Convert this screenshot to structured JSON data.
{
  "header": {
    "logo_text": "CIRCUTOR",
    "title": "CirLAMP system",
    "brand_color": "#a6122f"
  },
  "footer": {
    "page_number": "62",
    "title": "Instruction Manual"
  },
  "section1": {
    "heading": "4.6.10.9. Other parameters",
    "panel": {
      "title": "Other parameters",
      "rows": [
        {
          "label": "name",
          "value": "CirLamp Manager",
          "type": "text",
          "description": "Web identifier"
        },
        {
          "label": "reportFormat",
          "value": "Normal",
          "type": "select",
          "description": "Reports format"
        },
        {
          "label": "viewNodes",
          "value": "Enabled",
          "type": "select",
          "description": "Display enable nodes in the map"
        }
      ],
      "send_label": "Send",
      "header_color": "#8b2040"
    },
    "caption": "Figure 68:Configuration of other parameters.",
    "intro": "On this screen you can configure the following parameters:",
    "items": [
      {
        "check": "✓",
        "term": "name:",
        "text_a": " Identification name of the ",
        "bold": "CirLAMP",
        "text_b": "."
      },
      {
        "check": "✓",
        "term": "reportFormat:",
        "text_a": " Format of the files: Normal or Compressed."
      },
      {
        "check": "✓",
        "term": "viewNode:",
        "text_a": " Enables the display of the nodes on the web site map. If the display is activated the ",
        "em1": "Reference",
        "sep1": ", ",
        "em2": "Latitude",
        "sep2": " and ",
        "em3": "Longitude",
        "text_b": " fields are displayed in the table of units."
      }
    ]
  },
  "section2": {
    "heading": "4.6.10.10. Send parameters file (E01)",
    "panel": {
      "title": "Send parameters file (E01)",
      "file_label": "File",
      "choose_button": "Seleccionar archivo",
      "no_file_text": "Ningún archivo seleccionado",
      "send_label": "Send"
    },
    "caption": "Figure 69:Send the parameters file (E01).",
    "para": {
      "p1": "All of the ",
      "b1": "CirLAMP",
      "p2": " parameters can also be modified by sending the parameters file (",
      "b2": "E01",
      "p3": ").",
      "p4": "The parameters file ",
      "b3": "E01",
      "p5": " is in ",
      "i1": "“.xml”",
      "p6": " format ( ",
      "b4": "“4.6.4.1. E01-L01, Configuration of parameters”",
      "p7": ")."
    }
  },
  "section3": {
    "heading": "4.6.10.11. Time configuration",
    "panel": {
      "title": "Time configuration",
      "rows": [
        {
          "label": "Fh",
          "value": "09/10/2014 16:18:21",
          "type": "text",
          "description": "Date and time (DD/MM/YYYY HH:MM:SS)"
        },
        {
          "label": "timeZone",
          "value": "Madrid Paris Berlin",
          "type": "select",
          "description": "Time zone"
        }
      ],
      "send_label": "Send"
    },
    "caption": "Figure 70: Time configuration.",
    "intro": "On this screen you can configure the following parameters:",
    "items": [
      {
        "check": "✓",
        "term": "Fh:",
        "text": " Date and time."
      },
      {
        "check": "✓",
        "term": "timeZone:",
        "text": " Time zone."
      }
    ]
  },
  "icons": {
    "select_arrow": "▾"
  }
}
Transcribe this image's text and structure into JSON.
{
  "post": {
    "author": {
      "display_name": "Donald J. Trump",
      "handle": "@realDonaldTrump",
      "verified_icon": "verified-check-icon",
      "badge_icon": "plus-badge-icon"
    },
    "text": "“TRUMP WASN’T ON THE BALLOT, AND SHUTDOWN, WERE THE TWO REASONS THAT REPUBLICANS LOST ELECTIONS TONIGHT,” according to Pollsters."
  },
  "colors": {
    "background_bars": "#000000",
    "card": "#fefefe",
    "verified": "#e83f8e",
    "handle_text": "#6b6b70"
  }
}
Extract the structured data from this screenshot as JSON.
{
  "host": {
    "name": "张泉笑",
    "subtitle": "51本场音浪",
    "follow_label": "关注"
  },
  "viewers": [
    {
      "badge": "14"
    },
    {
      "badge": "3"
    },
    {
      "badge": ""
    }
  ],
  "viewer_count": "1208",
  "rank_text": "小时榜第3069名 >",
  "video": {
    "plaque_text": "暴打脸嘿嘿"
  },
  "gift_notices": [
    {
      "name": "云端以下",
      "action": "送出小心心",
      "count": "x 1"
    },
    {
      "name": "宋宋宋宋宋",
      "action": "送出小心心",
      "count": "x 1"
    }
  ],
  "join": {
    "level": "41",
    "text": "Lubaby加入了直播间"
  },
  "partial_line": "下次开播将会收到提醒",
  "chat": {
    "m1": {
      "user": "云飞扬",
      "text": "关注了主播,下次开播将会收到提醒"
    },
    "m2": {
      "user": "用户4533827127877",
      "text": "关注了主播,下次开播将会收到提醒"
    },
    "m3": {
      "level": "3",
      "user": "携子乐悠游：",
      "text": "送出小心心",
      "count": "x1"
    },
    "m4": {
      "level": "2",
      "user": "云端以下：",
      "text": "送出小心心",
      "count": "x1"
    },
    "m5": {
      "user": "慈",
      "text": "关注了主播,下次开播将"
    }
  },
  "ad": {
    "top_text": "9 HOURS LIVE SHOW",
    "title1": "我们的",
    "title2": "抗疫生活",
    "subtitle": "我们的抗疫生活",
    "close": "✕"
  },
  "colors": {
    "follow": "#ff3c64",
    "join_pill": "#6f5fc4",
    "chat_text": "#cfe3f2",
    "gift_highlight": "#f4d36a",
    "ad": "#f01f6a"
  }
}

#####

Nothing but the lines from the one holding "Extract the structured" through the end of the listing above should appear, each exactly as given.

» Response to the exercise:
Extract the structured data from this screenshot as JSON.
{
  "host": {
    "name": "张泉笑",
    "subtitle": "51本场音浪",
    "follow_label": "关注"
  },
  "viewers": [
    {
      "badge": "14"
    },
    {
      "badge": "3"
    },
    {
      "badge": ""
    }
  ],
  "viewer_count": "1208",
  "rank_text": "小时榜第3069名 >",
  "video": {
    "plaque_text": "暴打脸嘿嘿"
  },
  "gift_notices": [
    {
      "name": "云端以下",
      "action": "送出小心心",
      "count": "x 1"
    },
    {
      "name": "宋宋宋宋宋",
      "action": "送出小心心",
      "count": "x 1"
    }
  ],
  "join": {
    "level": "41",
    "text": "Lubaby加入了直播间"
  },
  "partial_line": "下次开播将会收到提醒",
  "chat": {
    "m1": {
      "user": "云飞扬",
      "text": "关注了主播,下次开播将会收到提醒"
    },
    "m2": {
      "user": "用户4533827127877",
      "text": "关注了主播,下次开播将会收到提醒"
    },
    "m3": {
      "level": "3",
      "user": "携子乐悠游：",
      "text": "送出小心心",
      "count": "x1"
    },
    "m4": {
      "level": "2",
      "user": "云端以下：",
      "text": "送出小心心",
      "count": "x1"
    },
    "m5": {
      "user": "慈",
      "text": "关注了主播,下次开播将"
    }
  },
  "ad": {
    "top_text": "9 HOURS LIVE SHOW",
    "title1": "我们的",
    "title2": "抗疫生活",
    "subtitle": "我们的抗疫生活",
    "close": "✕"
  },
  "colors": {
    "follow": "#ff3c64",
    "join_pill": "#6f5fc4",
    "chat_text": "#cfe3f2",
    "gift_highlight": "#f4d36a",
    "ad": "#f01f6a"
  }
}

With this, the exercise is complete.